◆ Work order
All the data that follows should be repeated exactly, without a single picture.

◆ Information supplied
★ ★ ★ ★ ★ ★ ★
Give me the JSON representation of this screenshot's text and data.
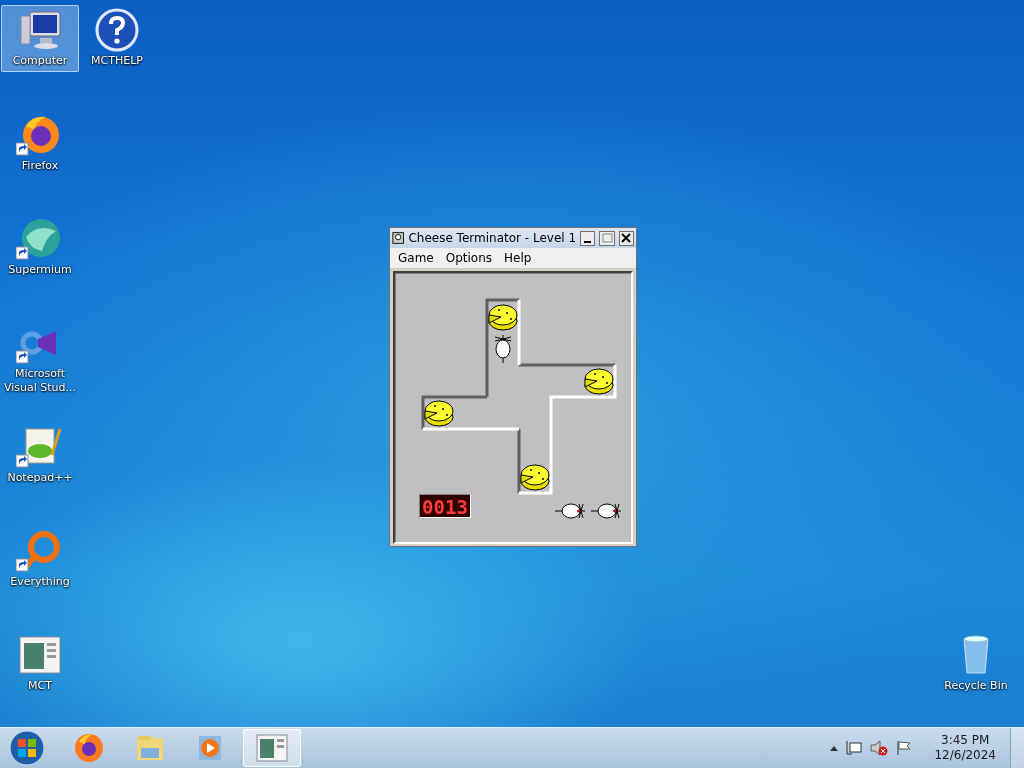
{
  "desktop_icons": [
    {
      "label": "Computer",
      "selected": true,
      "kind": "computer"
    },
    {
      "label": "MCTHELP",
      "selected": false,
      "kind": "help"
    },
    {
      "label": "Firefox",
      "selected": false,
      "kind": "firefox"
    },
    {
      "label": "Supermium",
      "selected": false,
      "kind": "supermium"
    },
    {
      "label": "Microsoft Visual Stud...",
      "selected": false,
      "kind": "vs"
    },
    {
      "label": "Notepad++",
      "selected": false,
      "kind": "notepad"
    },
    {
      "label": "Everything",
      "selected": false,
      "kind": "everything"
    },
    {
      "label": "MCT",
      "selected": false,
      "kind": "mct"
    },
    {
      "label": "Recycle Bin",
      "selected": false,
      "kind": "recycle"
    }
  ],
  "window": {
    "title": "Cheese Terminator - Level 1",
    "menu": [
      "Game",
      "Options",
      "Help"
    ],
    "counter": "0013"
  },
  "taskbar": {
    "items": [
      {
        "kind": "firefox",
        "selected": false
      },
      {
        "kind": "explorer",
        "selected": false
      },
      {
        "kind": "media",
        "selected": false
      },
      {
        "kind": "mct",
        "selected": true
      }
    ],
    "time": "3:45 PM",
    "date": "12/6/2024"
  }
}
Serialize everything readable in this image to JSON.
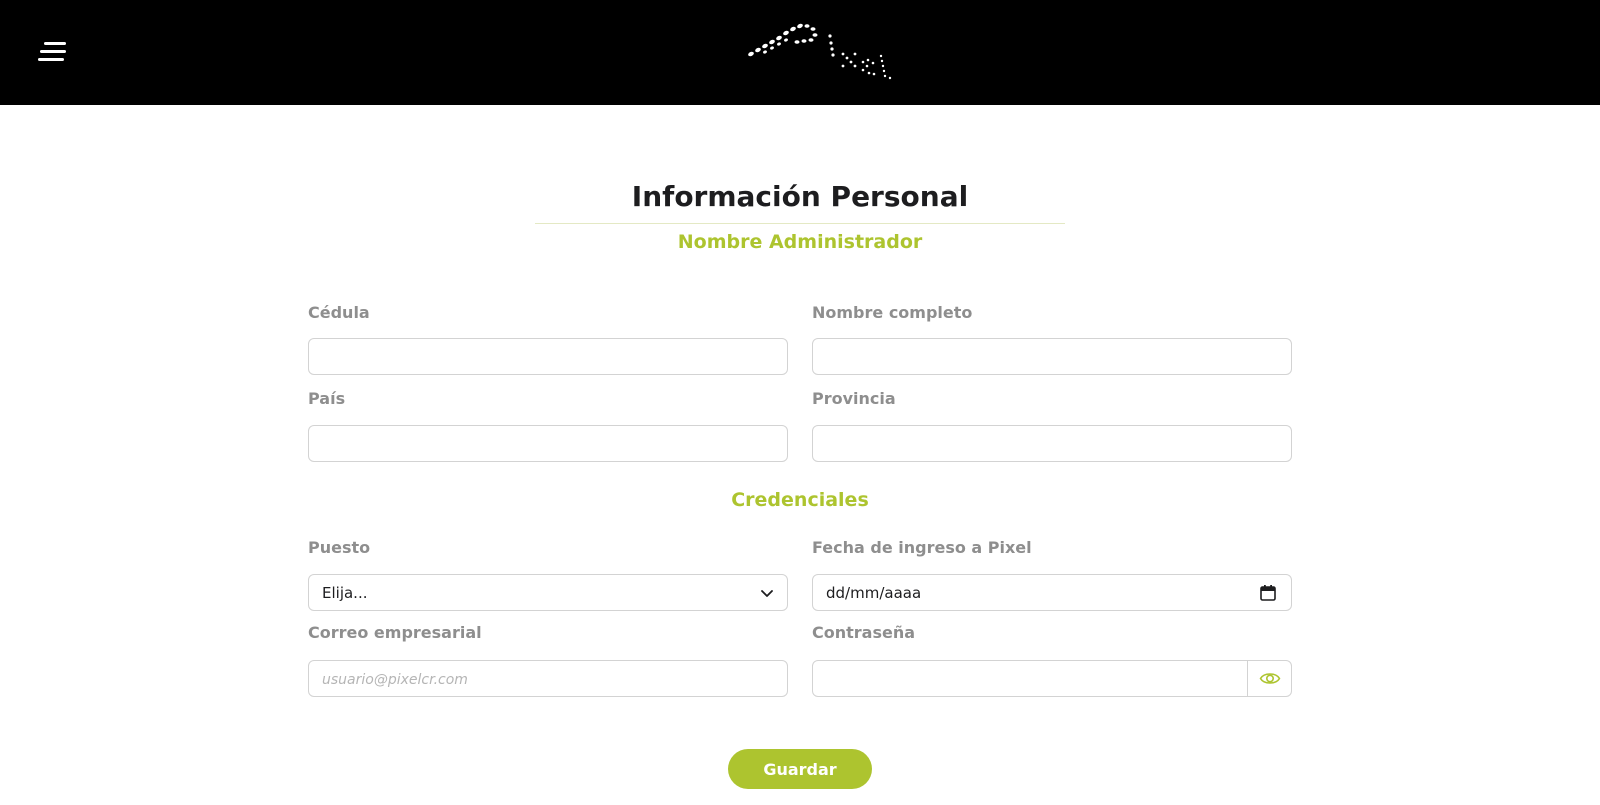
{
  "header": {
    "menu_icon": "hamburger-menu-icon",
    "logo_text": "Pixel",
    "background": "#000000"
  },
  "form": {
    "title": "Información Personal",
    "personal_section": "Nombre Administrador",
    "credentials_section": "Credenciales",
    "fields": {
      "cedula": {
        "label": "Cédula",
        "value": ""
      },
      "nombre": {
        "label": "Nombre completo",
        "value": ""
      },
      "pais": {
        "label": "País",
        "value": ""
      },
      "provincia": {
        "label": "Provincia",
        "value": ""
      },
      "puesto": {
        "label": "Puesto",
        "value": "Elija..."
      },
      "fecha": {
        "label": "Fecha de ingreso a Pixel",
        "value": "dd/mm/aaaa"
      },
      "correo": {
        "label": "Correo empresarial",
        "placeholder": "usuario@pixelcr.com",
        "value": ""
      },
      "contrasena": {
        "label": "Contraseña",
        "value": ""
      }
    },
    "save_label": "Guardar"
  },
  "colors": {
    "accent": "#adc42f",
    "label": "#8e8e8e",
    "title": "#1d1d1f",
    "border": "#d3d3d3"
  }
}
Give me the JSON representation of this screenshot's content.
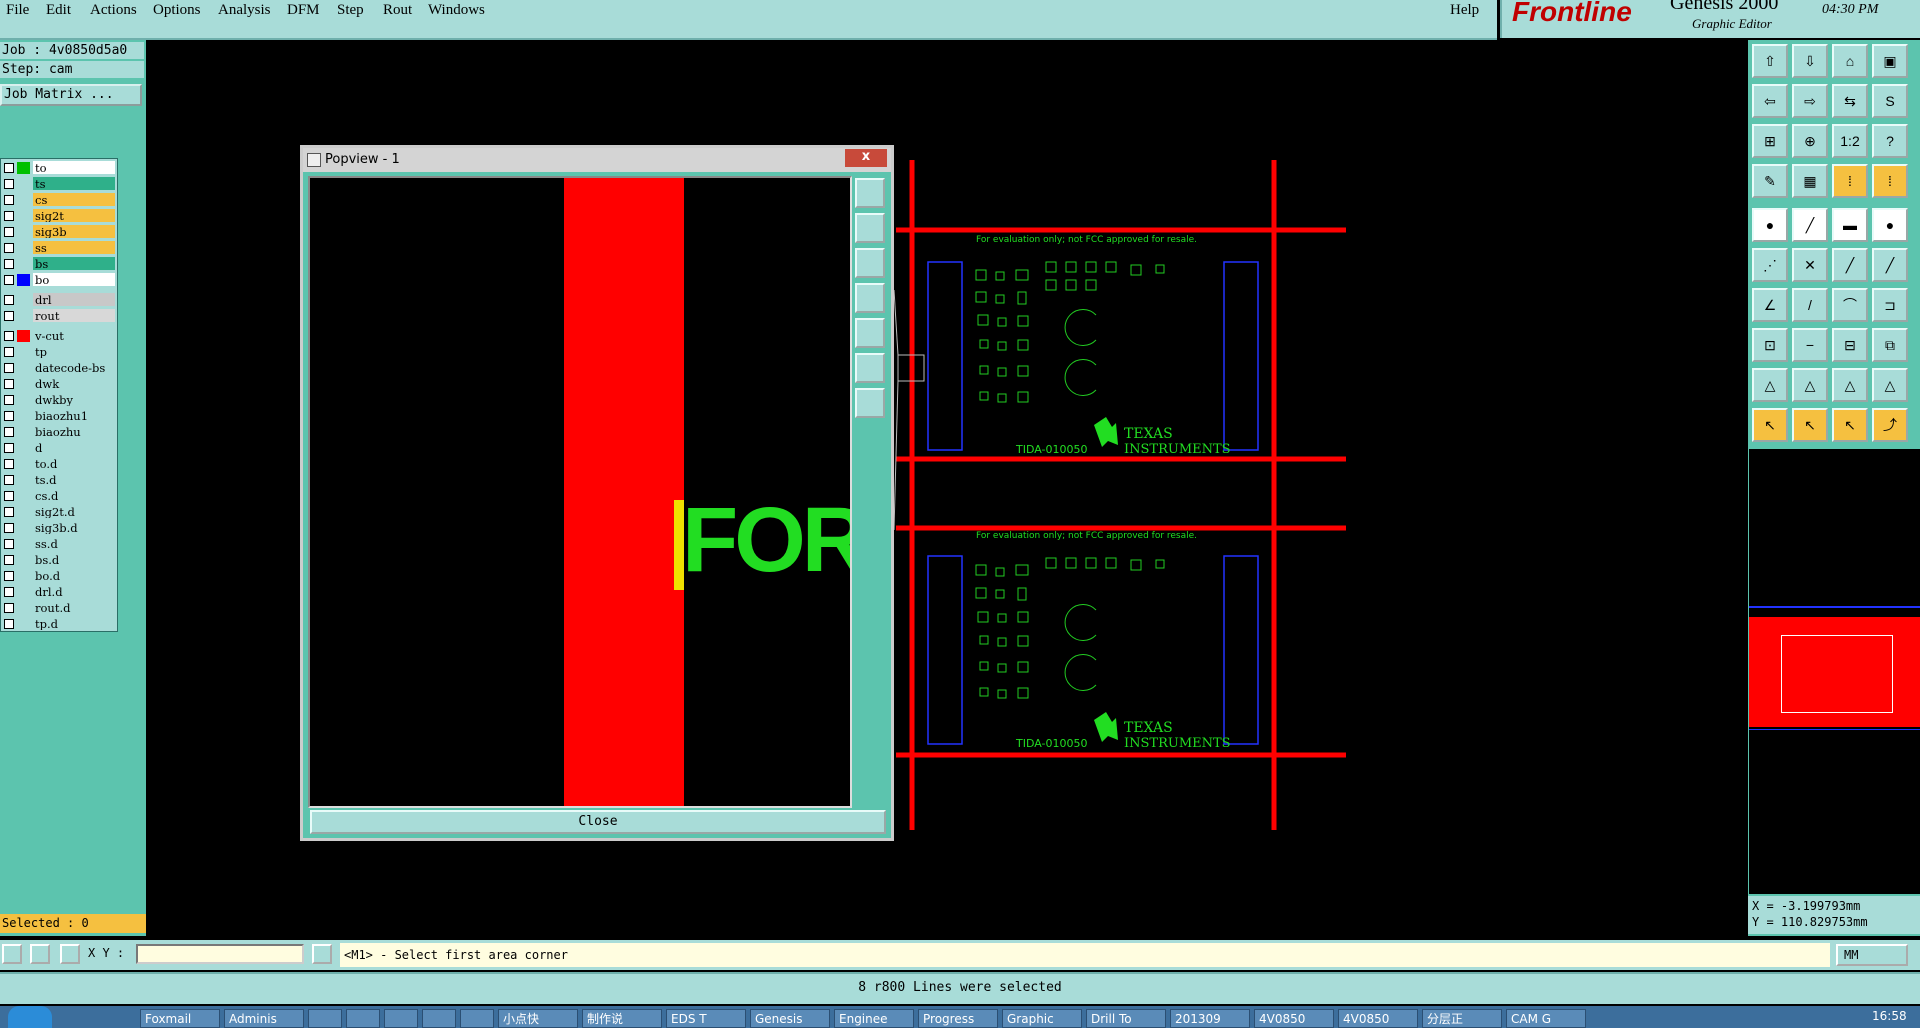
{
  "menu": {
    "items": [
      "File",
      "Edit",
      "Actions",
      "Options",
      "Analysis",
      "DFM",
      "Step",
      "Rout",
      "Windows"
    ],
    "help": "Help"
  },
  "brand": {
    "logo": "Frontline",
    "product": "Genesis 2000",
    "subtitle": "Graphic Editor",
    "clock": "04:30 PM"
  },
  "job": {
    "job_line": "Job : 4v0850d5a0",
    "step_line": "Step: cam",
    "matrix_button": "Job Matrix ..."
  },
  "layers": [
    {
      "name": "to",
      "color": "#00c000",
      "bg": "#ffffff"
    },
    {
      "name": "ts",
      "color": "",
      "bg": "#2fb08a"
    },
    {
      "name": "cs",
      "color": "",
      "bg": "#f5c040"
    },
    {
      "name": "sig2t",
      "color": "",
      "bg": "#f5c040"
    },
    {
      "name": "sig3b",
      "color": "",
      "bg": "#f5c040"
    },
    {
      "name": "ss",
      "color": "",
      "bg": "#f5c040"
    },
    {
      "name": "bs",
      "color": "",
      "bg": "#2fb08a"
    },
    {
      "name": "bo",
      "color": "#0000ff",
      "bg": "#ffffff"
    },
    {
      "name": "drl",
      "color": "",
      "bg": "#c8c8c8"
    },
    {
      "name": "rout",
      "color": "",
      "bg": "#d8d8d8"
    },
    {
      "name": "v-cut",
      "color": "#ff0000",
      "bg": "#a8dcd8"
    },
    {
      "name": "tp",
      "color": "",
      "bg": "#a8dcd8"
    },
    {
      "name": "datecode-bs",
      "color": "",
      "bg": "#a8dcd8"
    },
    {
      "name": "dwk",
      "color": "",
      "bg": "#a8dcd8"
    },
    {
      "name": "dwkby",
      "color": "",
      "bg": "#a8dcd8"
    },
    {
      "name": "biaozhu1",
      "color": "",
      "bg": "#a8dcd8"
    },
    {
      "name": "biaozhu",
      "color": "",
      "bg": "#a8dcd8"
    },
    {
      "name": "d",
      "color": "",
      "bg": "#a8dcd8"
    },
    {
      "name": "to.d",
      "color": "",
      "bg": "#a8dcd8"
    },
    {
      "name": "ts.d",
      "color": "",
      "bg": "#a8dcd8"
    },
    {
      "name": "cs.d",
      "color": "",
      "bg": "#a8dcd8"
    },
    {
      "name": "sig2t.d",
      "color": "",
      "bg": "#a8dcd8"
    },
    {
      "name": "sig3b.d",
      "color": "",
      "bg": "#a8dcd8"
    },
    {
      "name": "ss.d",
      "color": "",
      "bg": "#a8dcd8"
    },
    {
      "name": "bs.d",
      "color": "",
      "bg": "#a8dcd8"
    },
    {
      "name": "bo.d",
      "color": "",
      "bg": "#a8dcd8"
    },
    {
      "name": "drl.d",
      "color": "",
      "bg": "#a8dcd8"
    },
    {
      "name": "rout.d",
      "color": "",
      "bg": "#a8dcd8"
    },
    {
      "name": "tp.d",
      "color": "",
      "bg": "#a8dcd8"
    }
  ],
  "selected_text": "Selected : 0",
  "popview": {
    "title": "Popview - 1",
    "close_label": "Close",
    "close_x": "x",
    "canvas_text": "FOR"
  },
  "board": {
    "notice": "For evaluation only; not FCC approved for resale.",
    "part": "TIDA-010050",
    "vendor_line1": "TEXAS",
    "vendor_line2": "INSTRUMENTS"
  },
  "toolbar": {
    "ratio_label": "1:2",
    "help_label": "?"
  },
  "coords": {
    "x": "X = -3.199793mm",
    "y": "Y = 110.829753mm"
  },
  "command": {
    "xy_label": "X Y :",
    "prompt": "<M1> - Select first area corner",
    "unit": "MM"
  },
  "status": "8 r800 Lines were selected",
  "taskbar": [
    "Foxmail",
    "Adminis",
    "",
    "",
    "",
    "",
    "",
    "小点快",
    "制作说",
    "EDS T",
    "Genesis",
    "Enginee",
    "Progress",
    "Graphic",
    "Drill To",
    "201309",
    "4V0850",
    "4V0850",
    "分层正",
    "CAM G"
  ],
  "tray_time": "16:58"
}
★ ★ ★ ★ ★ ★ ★
◆ Result of this task
Give me the JSON representation of this screenshot's text and data.
{
  "desktop_icons": [
    {
      "label": "Computer",
      "selected": true,
      "kind": "computer"
    },
    {
      "label": "MCTHELP",
      "selected": false,
      "kind": "help"
    },
    {
      "label": "Firefox",
      "selected": false,
      "kind": "firefox"
    },
    {
      "label": "Supermium",
      "selected": false,
      "kind": "supermium"
    },
    {
      "label": "Microsoft Visual Stud...",
      "selected": false,
      "kind": "vs"
    },
    {
      "label": "Notepad++",
      "selected": false,
      "kind": "notepad"
    },
    {
      "label": "Everything",
      "selected": false,
      "kind": "everything"
    },
    {
      "label": "MCT",
      "selected": false,
      "kind": "mct"
    },
    {
      "label": "Recycle Bin",
      "selected": false,
      "kind": "recycle"
    }
  ],
  "window": {
    "title": "Cheese Terminator - Level 1",
    "menu": [
      "Game",
      "Options",
      "Help"
    ],
    "counter": "0013"
  },
  "taskbar": {
    "items": [
      {
        "kind": "firefox",
        "selected": false
      },
      {
        "kind": "explorer",
        "selected": false
      },
      {
        "kind": "media",
        "selected": false
      },
      {
        "kind": "mct",
        "selected": true
      }
    ],
    "time": "3:45 PM",
    "date": "12/6/2024"
  }
}
Serialize everything readable in this image to JSON.
{
  "header": {
    "menu_icon": "hamburger-menu-icon",
    "logo_text": "Pixel",
    "background": "#000000"
  },
  "form": {
    "title": "Información Personal",
    "personal_section": "Nombre Administrador",
    "credentials_section": "Credenciales",
    "fields": {
      "cedula": {
        "label": "Cédula",
        "value": ""
      },
      "nombre": {
        "label": "Nombre completo",
        "value": ""
      },
      "pais": {
        "label": "País",
        "value": ""
      },
      "provincia": {
        "label": "Provincia",
        "value": ""
      },
      "puesto": {
        "label": "Puesto",
        "value": "Elija..."
      },
      "fecha": {
        "label": "Fecha de ingreso a Pixel",
        "value": "dd/mm/aaaa"
      },
      "correo": {
        "label": "Correo empresarial",
        "placeholder": "usuario@pixelcr.com",
        "value": ""
      },
      "contrasena": {
        "label": "Contraseña",
        "value": ""
      }
    },
    "save_label": "Guardar"
  },
  "colors": {
    "accent": "#adc42f",
    "label": "#8e8e8e",
    "title": "#1d1d1f",
    "border": "#d3d3d3"
  }
}
Give me the JSON representation of this screenshot's content.
{
  "menu": {
    "items": [
      "File",
      "Edit",
      "Actions",
      "Options",
      "Analysis",
      "DFM",
      "Step",
      "Rout",
      "Windows"
    ],
    "help": "Help"
  },
  "brand": {
    "logo": "Frontline",
    "product": "Genesis 2000",
    "subtitle": "Graphic Editor",
    "clock": "04:30 PM"
  },
  "job": {
    "job_line": "Job : 4v0850d5a0",
    "step_line": "Step: cam",
    "matrix_button": "Job Matrix ..."
  },
  "layers": [
    {
      "name": "to",
      "color": "#00c000",
      "bg": "#ffffff"
    },
    {
      "name": "ts",
      "color": "",
      "bg": "#2fb08a"
    },
    {
      "name": "cs",
      "color": "",
      "bg": "#f5c040"
    },
    {
      "name": "sig2t",
      "color": "",
      "bg": "#f5c040"
    },
    {
      "name": "sig3b",
      "color": "",
      "bg": "#f5c040"
    },
    {
      "name": "ss",
      "color": "",
      "bg": "#f5c040"
    },
    {
      "name": "bs",
      "color": "",
      "bg": "#2fb08a"
    },
    {
      "name": "bo",
      "color": "#0000ff",
      "bg": "#ffffff"
    },
    {
      "name": "drl",
      "color": "",
      "bg": "#c8c8c8"
    },
    {
      "name": "rout",
      "color": "",
      "bg": "#d8d8d8"
    },
    {
      "name": "v-cut",
      "color": "#ff0000",
      "bg": "#a8dcd8"
    },
    {
      "name": "tp",
      "color": "",
      "bg": "#a8dcd8"
    },
    {
      "name": "datecode-bs",
      "color": "",
      "bg": "#a8dcd8"
    },
    {
      "name": "dwk",
      "color": "",
      "bg": "#a8dcd8"
    },
    {
      "name": "dwkby",
      "color": "",
      "bg": "#a8dcd8"
    },
    {
      "name": "biaozhu1",
      "color": "",
      "bg": "#a8dcd8"
    },
    {
      "name": "biaozhu",
      "color": "",
      "bg": "#a8dcd8"
    },
    {
      "name": "d",
      "color": "",
      "bg": "#a8dcd8"
    },
    {
      "name": "to.d",
      "color": "",
      "bg": "#a8dcd8"
    },
    {
      "name": "ts.d",
      "color": "",
      "bg": "#a8dcd8"
    },
    {
      "name": "cs.d",
      "color": "",
      "bg": "#a8dcd8"
    },
    {
      "name": "sig2t.d",
      "color": "",
      "bg": "#a8dcd8"
    },
    {
      "name": "sig3b.d",
      "color": "",
      "bg": "#a8dcd8"
    },
    {
      "name": "ss.d",
      "color": "",
      "bg": "#a8dcd8"
    },
    {
      "name": "bs.d",
      "color": "",
      "bg": "#a8dcd8"
    },
    {
      "name": "bo.d",
      "color": "",
      "bg": "#a8dcd8"
    },
    {
      "name": "drl.d",
      "color": "",
      "bg": "#a8dcd8"
    },
    {
      "name": "rout.d",
      "color": "",
      "bg": "#a8dcd8"
    },
    {
      "name": "tp.d",
      "color": "",
      "bg": "#a8dcd8"
    }
  ],
  "selected_text": "Selected : 0",
  "popview": {
    "title": "Popview - 1",
    "close_label": "Close",
    "close_x": "x",
    "canvas_text": "FOR"
  },
  "board": {
    "notice": "For evaluation only; not FCC approved for resale.",
    "part": "TIDA-010050",
    "vendor_line1": "TEXAS",
    "vendor_line2": "INSTRUMENTS"
  },
  "toolbar": {
    "ratio_label": "1:2",
    "help_label": "?"
  },
  "coords": {
    "x": "X = -3.199793mm",
    "y": "Y = 110.829753mm"
  },
  "command": {
    "xy_label": "X Y :",
    "prompt": "<M1> - Select first area corner",
    "unit": "MM"
  },
  "status": "8 r800 Lines were selected",
  "taskbar": [
    "Foxmail",
    "Adminis",
    "",
    "",
    "",
    "",
    "",
    "小点快",
    "制作说",
    "EDS T",
    "Genesis",
    "Enginee",
    "Progress",
    "Graphic",
    "Drill To",
    "201309",
    "4V0850",
    "4V0850",
    "分层正",
    "CAM G"
  ],
  "tray_time": "16:58"
}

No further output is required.